### WHAT THE TASK REQUIRES
Every entry should be given again exactly, with nothing dropped.

### AVAILABLE DATA
**********

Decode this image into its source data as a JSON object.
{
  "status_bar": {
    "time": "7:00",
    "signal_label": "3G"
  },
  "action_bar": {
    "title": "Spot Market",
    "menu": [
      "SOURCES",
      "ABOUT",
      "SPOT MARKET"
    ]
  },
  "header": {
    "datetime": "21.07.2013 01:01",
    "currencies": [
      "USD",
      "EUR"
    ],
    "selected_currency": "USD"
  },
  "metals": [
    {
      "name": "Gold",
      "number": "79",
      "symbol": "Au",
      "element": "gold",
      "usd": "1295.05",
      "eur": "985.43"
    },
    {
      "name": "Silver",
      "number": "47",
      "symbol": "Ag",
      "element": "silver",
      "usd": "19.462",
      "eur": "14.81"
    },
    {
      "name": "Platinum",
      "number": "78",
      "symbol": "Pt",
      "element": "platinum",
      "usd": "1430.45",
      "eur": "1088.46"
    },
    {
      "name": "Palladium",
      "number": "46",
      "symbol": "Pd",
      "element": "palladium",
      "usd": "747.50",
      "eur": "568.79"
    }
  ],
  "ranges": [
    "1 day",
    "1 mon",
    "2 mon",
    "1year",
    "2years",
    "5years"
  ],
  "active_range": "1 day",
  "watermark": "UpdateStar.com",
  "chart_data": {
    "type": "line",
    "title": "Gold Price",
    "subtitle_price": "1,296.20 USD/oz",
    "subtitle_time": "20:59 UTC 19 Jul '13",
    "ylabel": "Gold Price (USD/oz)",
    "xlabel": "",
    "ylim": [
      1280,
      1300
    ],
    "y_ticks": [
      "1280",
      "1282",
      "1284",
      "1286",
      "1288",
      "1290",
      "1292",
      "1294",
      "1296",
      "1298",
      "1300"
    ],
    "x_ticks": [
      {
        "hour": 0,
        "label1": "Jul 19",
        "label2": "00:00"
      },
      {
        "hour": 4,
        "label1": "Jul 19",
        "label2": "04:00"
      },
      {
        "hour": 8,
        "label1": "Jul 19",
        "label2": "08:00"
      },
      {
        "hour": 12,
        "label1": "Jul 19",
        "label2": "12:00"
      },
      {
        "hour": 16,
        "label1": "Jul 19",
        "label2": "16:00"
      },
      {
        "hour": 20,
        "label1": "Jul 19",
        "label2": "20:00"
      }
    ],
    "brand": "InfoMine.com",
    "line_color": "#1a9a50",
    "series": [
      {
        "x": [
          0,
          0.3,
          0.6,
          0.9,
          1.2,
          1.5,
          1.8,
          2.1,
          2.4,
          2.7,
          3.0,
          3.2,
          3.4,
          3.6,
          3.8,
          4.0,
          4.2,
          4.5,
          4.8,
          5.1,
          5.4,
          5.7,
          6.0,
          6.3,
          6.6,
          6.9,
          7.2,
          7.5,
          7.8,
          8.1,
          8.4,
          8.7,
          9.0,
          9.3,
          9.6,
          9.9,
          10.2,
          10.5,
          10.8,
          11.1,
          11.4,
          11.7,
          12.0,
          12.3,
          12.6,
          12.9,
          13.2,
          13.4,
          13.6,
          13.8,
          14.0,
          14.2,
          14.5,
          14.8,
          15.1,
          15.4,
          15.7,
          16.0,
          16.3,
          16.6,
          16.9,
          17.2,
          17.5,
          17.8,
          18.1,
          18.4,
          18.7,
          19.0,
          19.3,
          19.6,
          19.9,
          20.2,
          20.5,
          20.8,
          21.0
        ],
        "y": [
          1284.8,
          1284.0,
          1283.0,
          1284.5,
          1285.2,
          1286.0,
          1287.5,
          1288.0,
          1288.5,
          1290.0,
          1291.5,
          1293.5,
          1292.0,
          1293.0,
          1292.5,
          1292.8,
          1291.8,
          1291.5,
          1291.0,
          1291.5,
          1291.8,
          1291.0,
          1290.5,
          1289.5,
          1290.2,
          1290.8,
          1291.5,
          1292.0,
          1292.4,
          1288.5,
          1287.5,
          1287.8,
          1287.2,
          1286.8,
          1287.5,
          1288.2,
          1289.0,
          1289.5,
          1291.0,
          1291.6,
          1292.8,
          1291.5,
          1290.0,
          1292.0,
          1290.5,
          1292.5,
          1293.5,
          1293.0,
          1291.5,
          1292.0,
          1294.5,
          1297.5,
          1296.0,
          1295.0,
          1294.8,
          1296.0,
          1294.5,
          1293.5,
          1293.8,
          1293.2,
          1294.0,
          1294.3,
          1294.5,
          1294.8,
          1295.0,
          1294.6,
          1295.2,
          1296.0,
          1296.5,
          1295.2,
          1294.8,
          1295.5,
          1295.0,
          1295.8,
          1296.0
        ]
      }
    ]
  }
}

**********

### RESPONSE TO THE TASK
Decode this image into its source data as a JSON object.
{
  "status_bar": {
    "time": "7:00",
    "signal_label": "3G"
  },
  "action_bar": {
    "title": "Spot Market",
    "menu": [
      "SOURCES",
      "ABOUT",
      "SPOT MARKET"
    ]
  },
  "header": {
    "datetime": "21.07.2013 01:01",
    "currencies": [
      "USD",
      "EUR"
    ],
    "selected_currency": "USD"
  },
  "metals": [
    {
      "name": "Gold",
      "number": "79",
      "symbol": "Au",
      "element": "gold",
      "usd": "1295.05",
      "eur": "985.43"
    },
    {
      "name": "Silver",
      "number": "47",
      "symbol": "Ag",
      "element": "silver",
      "usd": "19.462",
      "eur": "14.81"
    },
    {
      "name": "Platinum",
      "number": "78",
      "symbol": "Pt",
      "element": "platinum",
      "usd": "1430.45",
      "eur": "1088.46"
    },
    {
      "name": "Palladium",
      "number": "46",
      "symbol": "Pd",
      "element": "palladium",
      "usd": "747.50",
      "eur": "568.79"
    }
  ],
  "ranges": [
    "1 day",
    "1 mon",
    "2 mon",
    "1year",
    "2years",
    "5years"
  ],
  "active_range": "1 day",
  "watermark": "UpdateStar.com",
  "chart_data": {
    "type": "line",
    "title": "Gold Price",
    "subtitle_price": "1,296.20 USD/oz",
    "subtitle_time": "20:59 UTC 19 Jul '13",
    "ylabel": "Gold Price (USD/oz)",
    "xlabel": "",
    "ylim": [
      1280,
      1300
    ],
    "y_ticks": [
      "1280",
      "1282",
      "1284",
      "1286",
      "1288",
      "1290",
      "1292",
      "1294",
      "1296",
      "1298",
      "1300"
    ],
    "x_ticks": [
      {
        "hour": 0,
        "label1": "Jul 19",
        "label2": "00:00"
      },
      {
        "hour": 4,
        "label1": "Jul 19",
        "label2": "04:00"
      },
      {
        "hour": 8,
        "label1": "Jul 19",
        "label2": "08:00"
      },
      {
        "hour": 12,
        "label1": "Jul 19",
        "label2": "12:00"
      },
      {
        "hour": 16,
        "label1": "Jul 19",
        "label2": "16:00"
      },
      {
        "hour": 20,
        "label1": "Jul 19",
        "label2": "20:00"
      }
    ],
    "brand": "InfoMine.com",
    "line_color": "#1a9a50",
    "series": [
      {
        "x": [
          0,
          0.3,
          0.6,
          0.9,
          1.2,
          1.5,
          1.8,
          2.1,
          2.4,
          2.7,
          3.0,
          3.2,
          3.4,
          3.6,
          3.8,
          4.0,
          4.2,
          4.5,
          4.8,
          5.1,
          5.4,
          5.7,
          6.0,
          6.3,
          6.6,
          6.9,
          7.2,
          7.5,
          7.8,
          8.1,
          8.4,
          8.7,
          9.0,
          9.3,
          9.6,
          9.9,
          10.2,
          10.5,
          10.8,
          11.1,
          11.4,
          11.7,
          12.0,
          12.3,
          12.6,
          12.9,
          13.2,
          13.4,
          13.6,
          13.8,
          14.0,
          14.2,
          14.5,
          14.8,
          15.1,
          15.4,
          15.7,
          16.0,
          16.3,
          16.6,
          16.9,
          17.2,
          17.5,
          17.8,
          18.1,
          18.4,
          18.7,
          19.0,
          19.3,
          19.6,
          19.9,
          20.2,
          20.5,
          20.8,
          21.0
        ],
        "y": [
          1284.8,
          1284.0,
          1283.0,
          1284.5,
          1285.2,
          1286.0,
          1287.5,
          1288.0,
          1288.5,
          1290.0,
          1291.5,
          1293.5,
          1292.0,
          1293.0,
          1292.5,
          1292.8,
          1291.8,
          1291.5,
          1291.0,
          1291.5,
          1291.8,
          1291.0,
          1290.5,
          1289.5,
          1290.2,
          1290.8,
          1291.5,
          1292.0,
          1292.4,
          1288.5,
          1287.5,
          1287.8,
          1287.2,
          1286.8,
          1287.5,
          1288.2,
          1289.0,
          1289.5,
          1291.0,
          1291.6,
          1292.8,
          1291.5,
          1290.0,
          1292.0,
          1290.5,
          1292.5,
          1293.5,
          1293.0,
          1291.5,
          1292.0,
          1294.5,
          1297.5,
          1296.0,
          1295.0,
          1294.8,
          1296.0,
          1294.5,
          1293.5,
          1293.8,
          1293.2,
          1294.0,
          1294.3,
          1294.5,
          1294.8,
          1295.0,
          1294.6,
          1295.2,
          1296.0,
          1296.5,
          1295.2,
          1294.8,
          1295.5,
          1295.0,
          1295.8,
          1296.0
        ]
      }
    ]
  }
}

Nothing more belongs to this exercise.